*Given entries*.

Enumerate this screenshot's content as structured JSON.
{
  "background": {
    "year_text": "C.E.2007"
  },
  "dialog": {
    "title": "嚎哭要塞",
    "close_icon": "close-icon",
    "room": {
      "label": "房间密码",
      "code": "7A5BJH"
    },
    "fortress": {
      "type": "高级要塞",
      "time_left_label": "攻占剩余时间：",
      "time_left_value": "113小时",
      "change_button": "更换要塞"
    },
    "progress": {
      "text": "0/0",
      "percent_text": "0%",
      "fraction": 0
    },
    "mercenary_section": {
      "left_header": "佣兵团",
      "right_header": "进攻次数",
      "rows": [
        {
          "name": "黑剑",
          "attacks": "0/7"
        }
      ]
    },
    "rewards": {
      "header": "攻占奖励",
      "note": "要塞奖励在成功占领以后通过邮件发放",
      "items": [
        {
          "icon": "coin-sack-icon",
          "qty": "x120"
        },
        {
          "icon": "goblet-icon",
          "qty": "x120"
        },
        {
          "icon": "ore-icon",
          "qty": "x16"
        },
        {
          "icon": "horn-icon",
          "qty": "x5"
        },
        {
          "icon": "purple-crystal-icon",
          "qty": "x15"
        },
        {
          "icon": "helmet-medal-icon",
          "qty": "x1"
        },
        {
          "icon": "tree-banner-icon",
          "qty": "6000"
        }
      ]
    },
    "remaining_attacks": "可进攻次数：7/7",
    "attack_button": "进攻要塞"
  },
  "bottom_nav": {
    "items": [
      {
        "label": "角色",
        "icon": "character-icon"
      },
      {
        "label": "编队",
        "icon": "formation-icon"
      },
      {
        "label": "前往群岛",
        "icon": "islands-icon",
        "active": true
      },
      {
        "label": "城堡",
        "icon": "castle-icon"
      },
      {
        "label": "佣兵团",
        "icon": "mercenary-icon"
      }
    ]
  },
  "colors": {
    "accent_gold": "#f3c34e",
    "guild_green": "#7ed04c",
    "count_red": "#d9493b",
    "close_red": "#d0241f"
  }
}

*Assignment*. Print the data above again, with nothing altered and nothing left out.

*Exercise response*.
Enumerate this screenshot's content as structured JSON.
{
  "background": {
    "year_text": "C.E.2007"
  },
  "dialog": {
    "title": "嚎哭要塞",
    "close_icon": "close-icon",
    "room": {
      "label": "房间密码",
      "code": "7A5BJH"
    },
    "fortress": {
      "type": "高级要塞",
      "time_left_label": "攻占剩余时间：",
      "time_left_value": "113小时",
      "change_button": "更换要塞"
    },
    "progress": {
      "text": "0/0",
      "percent_text": "0%",
      "fraction": 0
    },
    "mercenary_section": {
      "left_header": "佣兵团",
      "right_header": "进攻次数",
      "rows": [
        {
          "name": "黑剑",
          "attacks": "0/7"
        }
      ]
    },
    "rewards": {
      "header": "攻占奖励",
      "note": "要塞奖励在成功占领以后通过邮件发放",
      "items": [
        {
          "icon": "coin-sack-icon",
          "qty": "x120"
        },
        {
          "icon": "goblet-icon",
          "qty": "x120"
        },
        {
          "icon": "ore-icon",
          "qty": "x16"
        },
        {
          "icon": "horn-icon",
          "qty": "x5"
        },
        {
          "icon": "purple-crystal-icon",
          "qty": "x15"
        },
        {
          "icon": "helmet-medal-icon",
          "qty": "x1"
        },
        {
          "icon": "tree-banner-icon",
          "qty": "6000"
        }
      ]
    },
    "remaining_attacks": "可进攻次数：7/7",
    "attack_button": "进攻要塞"
  },
  "bottom_nav": {
    "items": [
      {
        "label": "角色",
        "icon": "character-icon"
      },
      {
        "label": "编队",
        "icon": "formation-icon"
      },
      {
        "label": "前往群岛",
        "icon": "islands-icon",
        "active": true
      },
      {
        "label": "城堡",
        "icon": "castle-icon"
      },
      {
        "label": "佣兵团",
        "icon": "mercenary-icon"
      }
    ]
  },
  "colors": {
    "accent_gold": "#f3c34e",
    "guild_green": "#7ed04c",
    "count_red": "#d9493b",
    "close_red": "#d0241f"
  }
}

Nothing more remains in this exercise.